→ **What is required**
Go through the data and report how many lines include the word "JSON", giving only the number.

##############################

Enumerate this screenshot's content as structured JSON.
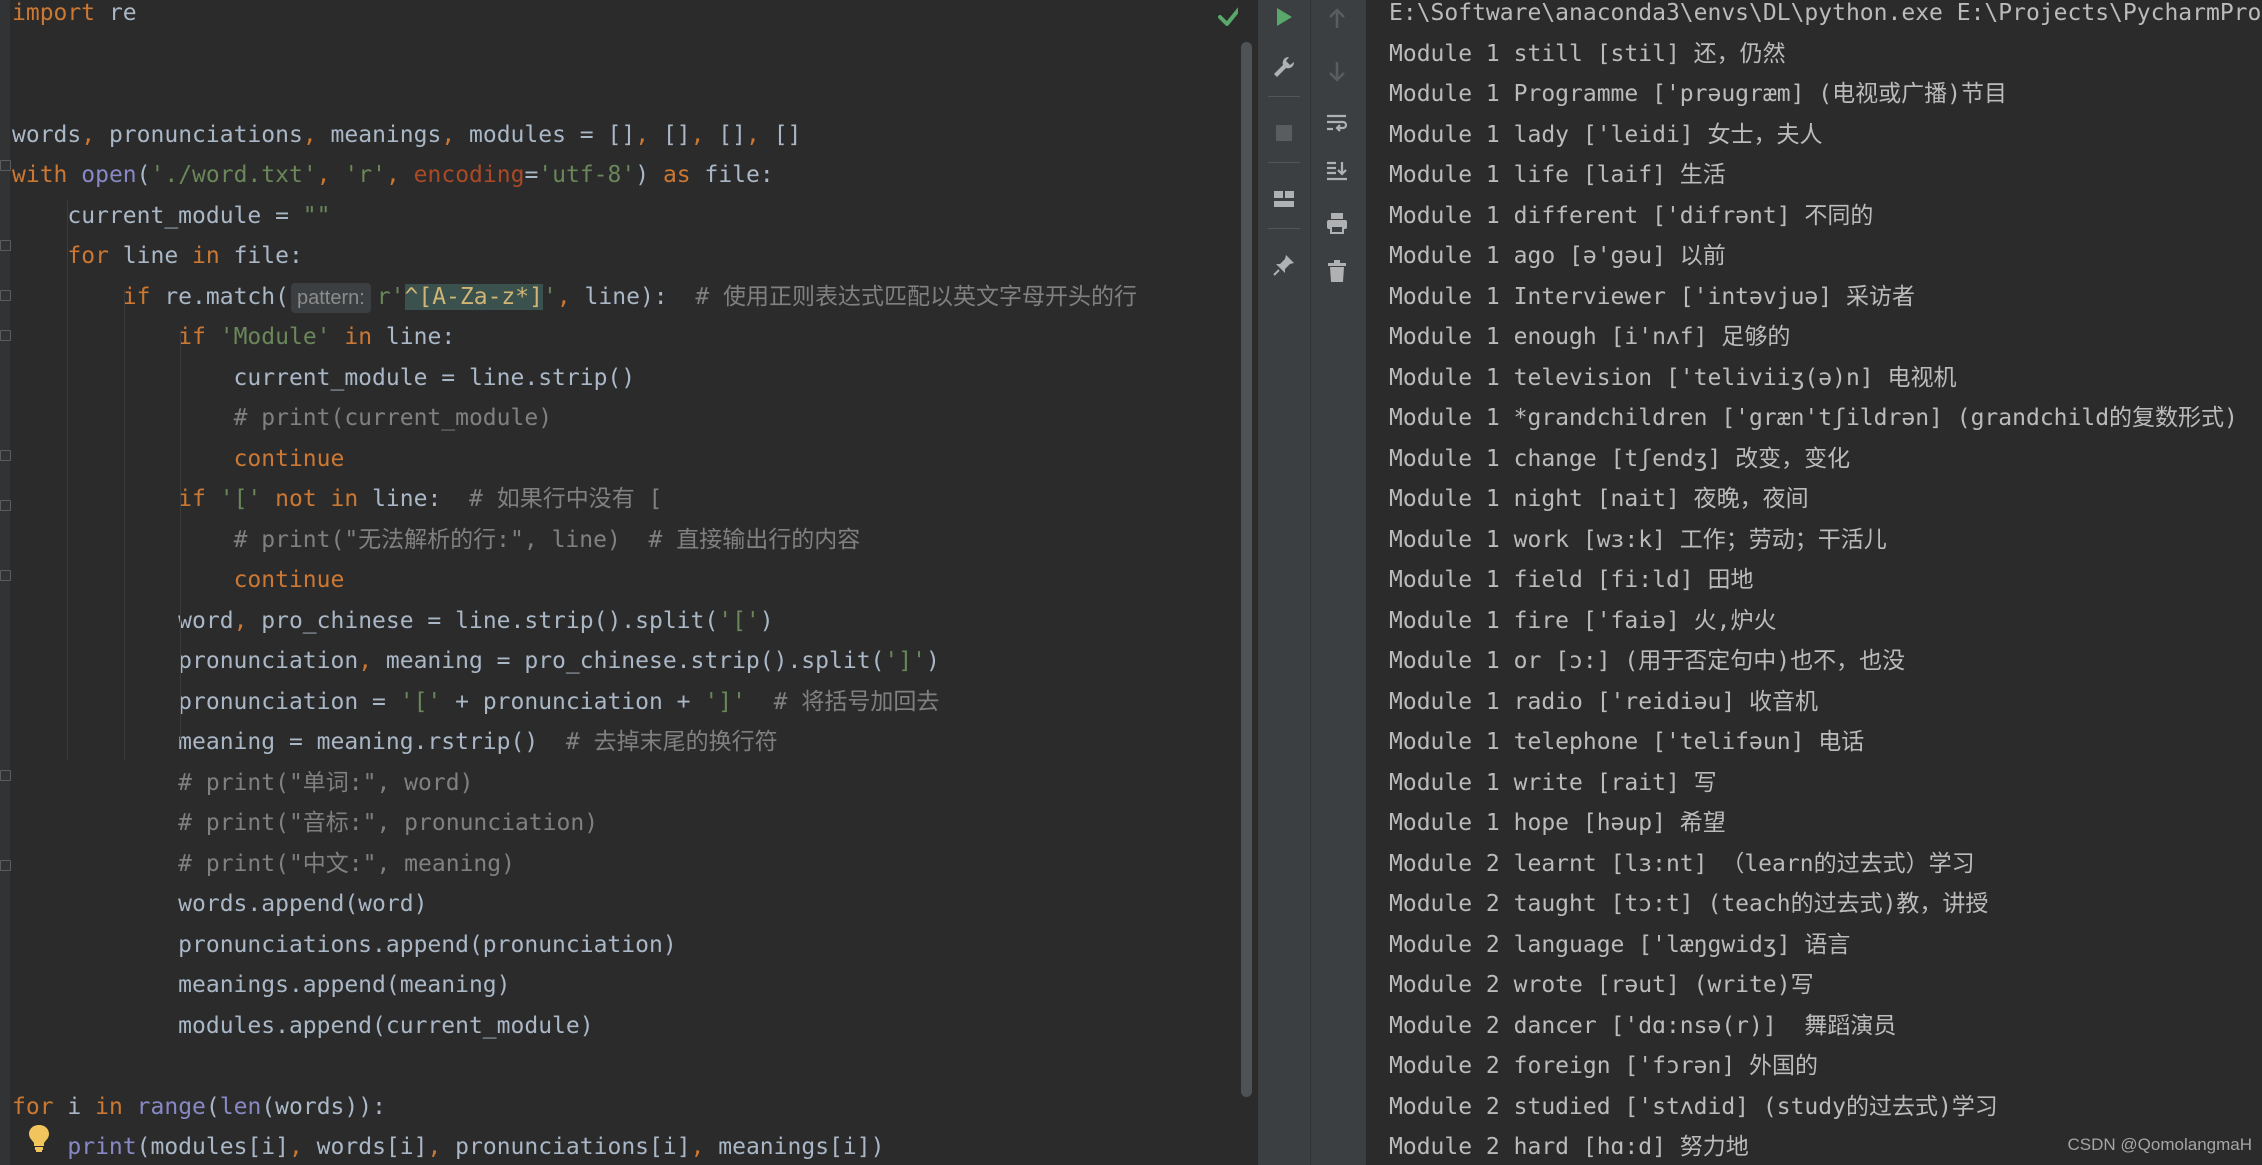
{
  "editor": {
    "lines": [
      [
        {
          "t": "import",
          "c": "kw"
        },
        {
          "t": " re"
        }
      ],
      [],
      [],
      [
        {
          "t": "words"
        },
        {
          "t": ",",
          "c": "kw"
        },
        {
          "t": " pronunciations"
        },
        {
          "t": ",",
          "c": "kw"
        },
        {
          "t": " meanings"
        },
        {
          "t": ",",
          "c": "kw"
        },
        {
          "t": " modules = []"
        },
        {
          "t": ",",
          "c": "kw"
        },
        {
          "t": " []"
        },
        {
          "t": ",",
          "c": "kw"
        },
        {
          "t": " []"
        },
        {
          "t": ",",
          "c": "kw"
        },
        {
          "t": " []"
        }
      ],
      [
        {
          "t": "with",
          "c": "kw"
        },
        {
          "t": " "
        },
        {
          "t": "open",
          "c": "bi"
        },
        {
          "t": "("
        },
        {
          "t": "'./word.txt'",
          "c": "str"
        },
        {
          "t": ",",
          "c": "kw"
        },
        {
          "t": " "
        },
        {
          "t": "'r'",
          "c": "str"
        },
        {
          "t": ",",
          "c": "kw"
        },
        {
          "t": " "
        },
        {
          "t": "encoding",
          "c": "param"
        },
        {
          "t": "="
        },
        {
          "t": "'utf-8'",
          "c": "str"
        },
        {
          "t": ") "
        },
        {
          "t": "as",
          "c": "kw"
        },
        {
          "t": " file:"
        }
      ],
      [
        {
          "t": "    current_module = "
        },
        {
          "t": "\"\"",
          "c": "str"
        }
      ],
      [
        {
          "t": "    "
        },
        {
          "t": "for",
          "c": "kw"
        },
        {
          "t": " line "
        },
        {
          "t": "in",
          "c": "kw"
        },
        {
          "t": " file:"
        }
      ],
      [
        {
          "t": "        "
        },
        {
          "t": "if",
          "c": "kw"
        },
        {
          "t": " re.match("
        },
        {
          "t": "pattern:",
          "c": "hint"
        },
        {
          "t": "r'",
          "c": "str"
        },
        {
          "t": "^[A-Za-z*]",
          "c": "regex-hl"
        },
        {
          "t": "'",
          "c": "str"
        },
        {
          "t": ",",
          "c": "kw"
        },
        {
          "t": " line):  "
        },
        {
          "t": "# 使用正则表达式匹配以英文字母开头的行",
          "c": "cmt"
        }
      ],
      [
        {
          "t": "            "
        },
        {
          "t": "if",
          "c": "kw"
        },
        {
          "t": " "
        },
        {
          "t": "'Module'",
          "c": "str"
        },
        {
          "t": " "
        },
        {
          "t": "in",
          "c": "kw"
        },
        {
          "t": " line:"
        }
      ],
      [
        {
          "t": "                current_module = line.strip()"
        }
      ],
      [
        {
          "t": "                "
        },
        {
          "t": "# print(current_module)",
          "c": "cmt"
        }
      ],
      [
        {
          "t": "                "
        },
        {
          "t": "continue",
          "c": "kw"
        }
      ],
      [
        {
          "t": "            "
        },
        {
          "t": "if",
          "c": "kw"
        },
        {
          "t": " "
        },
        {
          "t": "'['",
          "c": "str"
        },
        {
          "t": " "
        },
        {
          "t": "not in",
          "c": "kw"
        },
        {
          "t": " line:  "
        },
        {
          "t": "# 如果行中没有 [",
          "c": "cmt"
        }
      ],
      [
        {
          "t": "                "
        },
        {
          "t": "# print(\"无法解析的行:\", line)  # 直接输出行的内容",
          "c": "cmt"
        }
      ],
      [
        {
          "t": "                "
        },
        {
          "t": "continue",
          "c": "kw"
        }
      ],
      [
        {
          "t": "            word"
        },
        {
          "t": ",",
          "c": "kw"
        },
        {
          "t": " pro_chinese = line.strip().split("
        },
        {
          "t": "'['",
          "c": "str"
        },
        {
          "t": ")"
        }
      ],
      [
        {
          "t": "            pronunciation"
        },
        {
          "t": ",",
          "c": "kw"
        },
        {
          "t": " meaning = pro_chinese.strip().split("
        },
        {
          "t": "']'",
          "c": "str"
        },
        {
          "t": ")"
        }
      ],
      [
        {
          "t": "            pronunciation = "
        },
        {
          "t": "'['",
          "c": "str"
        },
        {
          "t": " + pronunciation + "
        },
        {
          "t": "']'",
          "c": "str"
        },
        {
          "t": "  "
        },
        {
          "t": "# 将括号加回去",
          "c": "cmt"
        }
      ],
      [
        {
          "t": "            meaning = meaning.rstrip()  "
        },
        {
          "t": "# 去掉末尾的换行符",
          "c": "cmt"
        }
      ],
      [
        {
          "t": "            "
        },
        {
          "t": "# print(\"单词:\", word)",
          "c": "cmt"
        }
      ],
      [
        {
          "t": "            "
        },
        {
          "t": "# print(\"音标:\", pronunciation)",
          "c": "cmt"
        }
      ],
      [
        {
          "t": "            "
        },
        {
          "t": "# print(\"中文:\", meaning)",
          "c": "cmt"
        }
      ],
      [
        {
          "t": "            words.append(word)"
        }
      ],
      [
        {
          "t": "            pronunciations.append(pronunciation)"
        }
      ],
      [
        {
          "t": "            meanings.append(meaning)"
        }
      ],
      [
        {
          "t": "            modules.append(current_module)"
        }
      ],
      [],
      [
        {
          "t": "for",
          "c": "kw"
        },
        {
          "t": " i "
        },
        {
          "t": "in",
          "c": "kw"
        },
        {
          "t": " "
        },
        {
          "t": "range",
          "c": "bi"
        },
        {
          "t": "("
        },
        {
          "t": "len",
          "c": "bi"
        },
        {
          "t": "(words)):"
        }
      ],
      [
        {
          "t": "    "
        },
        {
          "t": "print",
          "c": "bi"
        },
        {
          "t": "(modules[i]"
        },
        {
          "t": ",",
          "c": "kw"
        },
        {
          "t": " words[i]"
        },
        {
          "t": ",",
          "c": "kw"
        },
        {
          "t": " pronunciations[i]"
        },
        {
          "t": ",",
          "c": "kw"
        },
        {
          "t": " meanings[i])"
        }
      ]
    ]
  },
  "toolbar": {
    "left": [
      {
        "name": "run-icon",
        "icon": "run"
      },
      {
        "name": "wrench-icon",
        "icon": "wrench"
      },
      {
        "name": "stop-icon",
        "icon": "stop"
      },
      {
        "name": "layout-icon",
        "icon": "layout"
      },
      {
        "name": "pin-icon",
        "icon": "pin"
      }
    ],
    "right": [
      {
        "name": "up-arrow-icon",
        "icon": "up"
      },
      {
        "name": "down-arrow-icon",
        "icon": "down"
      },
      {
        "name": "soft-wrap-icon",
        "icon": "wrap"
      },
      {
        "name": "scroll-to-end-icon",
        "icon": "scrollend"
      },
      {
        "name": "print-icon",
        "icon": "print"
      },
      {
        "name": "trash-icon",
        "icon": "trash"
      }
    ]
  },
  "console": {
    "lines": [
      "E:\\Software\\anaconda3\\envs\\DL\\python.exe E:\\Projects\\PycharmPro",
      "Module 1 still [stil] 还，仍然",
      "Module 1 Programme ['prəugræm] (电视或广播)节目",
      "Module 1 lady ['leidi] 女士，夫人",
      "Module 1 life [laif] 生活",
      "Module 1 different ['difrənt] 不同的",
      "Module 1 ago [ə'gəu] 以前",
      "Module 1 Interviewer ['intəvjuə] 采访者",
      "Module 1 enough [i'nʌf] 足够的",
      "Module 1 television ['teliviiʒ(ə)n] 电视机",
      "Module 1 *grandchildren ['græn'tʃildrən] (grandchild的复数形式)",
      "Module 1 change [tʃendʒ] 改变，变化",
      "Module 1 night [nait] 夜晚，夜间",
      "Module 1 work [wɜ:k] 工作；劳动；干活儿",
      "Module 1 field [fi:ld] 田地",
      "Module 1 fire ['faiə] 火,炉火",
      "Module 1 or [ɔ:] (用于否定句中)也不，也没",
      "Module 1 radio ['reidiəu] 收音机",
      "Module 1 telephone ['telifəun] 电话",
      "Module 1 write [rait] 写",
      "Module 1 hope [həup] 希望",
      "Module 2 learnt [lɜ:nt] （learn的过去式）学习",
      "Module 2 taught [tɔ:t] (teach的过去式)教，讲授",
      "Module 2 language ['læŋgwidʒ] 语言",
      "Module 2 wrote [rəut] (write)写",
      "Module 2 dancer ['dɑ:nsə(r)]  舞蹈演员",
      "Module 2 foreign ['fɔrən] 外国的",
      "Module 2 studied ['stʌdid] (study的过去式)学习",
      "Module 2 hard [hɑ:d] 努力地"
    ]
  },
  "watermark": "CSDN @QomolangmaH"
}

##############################

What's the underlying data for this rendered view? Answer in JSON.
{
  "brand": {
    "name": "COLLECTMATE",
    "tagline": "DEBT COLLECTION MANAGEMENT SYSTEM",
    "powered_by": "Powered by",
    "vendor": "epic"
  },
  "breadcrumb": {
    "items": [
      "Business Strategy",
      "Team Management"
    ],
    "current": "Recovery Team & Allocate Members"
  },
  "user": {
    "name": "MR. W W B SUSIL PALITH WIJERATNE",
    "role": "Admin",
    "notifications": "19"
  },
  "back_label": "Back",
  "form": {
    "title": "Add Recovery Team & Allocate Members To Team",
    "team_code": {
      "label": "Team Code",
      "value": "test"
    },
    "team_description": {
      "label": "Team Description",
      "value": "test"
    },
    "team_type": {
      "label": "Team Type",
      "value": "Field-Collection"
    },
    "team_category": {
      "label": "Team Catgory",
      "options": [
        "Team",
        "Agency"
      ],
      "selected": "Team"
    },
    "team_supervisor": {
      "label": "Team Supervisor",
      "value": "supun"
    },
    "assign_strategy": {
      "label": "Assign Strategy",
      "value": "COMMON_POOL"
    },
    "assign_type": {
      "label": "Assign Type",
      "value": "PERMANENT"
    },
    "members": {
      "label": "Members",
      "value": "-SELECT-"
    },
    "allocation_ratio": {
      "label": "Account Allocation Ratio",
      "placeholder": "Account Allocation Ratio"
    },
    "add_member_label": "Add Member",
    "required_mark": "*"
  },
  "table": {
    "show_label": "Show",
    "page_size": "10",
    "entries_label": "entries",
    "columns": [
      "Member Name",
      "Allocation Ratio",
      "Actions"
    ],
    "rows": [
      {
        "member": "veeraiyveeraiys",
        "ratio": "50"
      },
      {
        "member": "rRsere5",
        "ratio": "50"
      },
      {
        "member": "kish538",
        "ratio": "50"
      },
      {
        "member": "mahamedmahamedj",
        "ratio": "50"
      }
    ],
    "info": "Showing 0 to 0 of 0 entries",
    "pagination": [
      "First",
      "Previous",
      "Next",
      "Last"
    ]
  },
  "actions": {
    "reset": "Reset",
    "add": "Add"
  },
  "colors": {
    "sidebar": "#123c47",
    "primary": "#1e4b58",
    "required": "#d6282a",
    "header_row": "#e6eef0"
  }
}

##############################

→ **Answer for this exercise**
2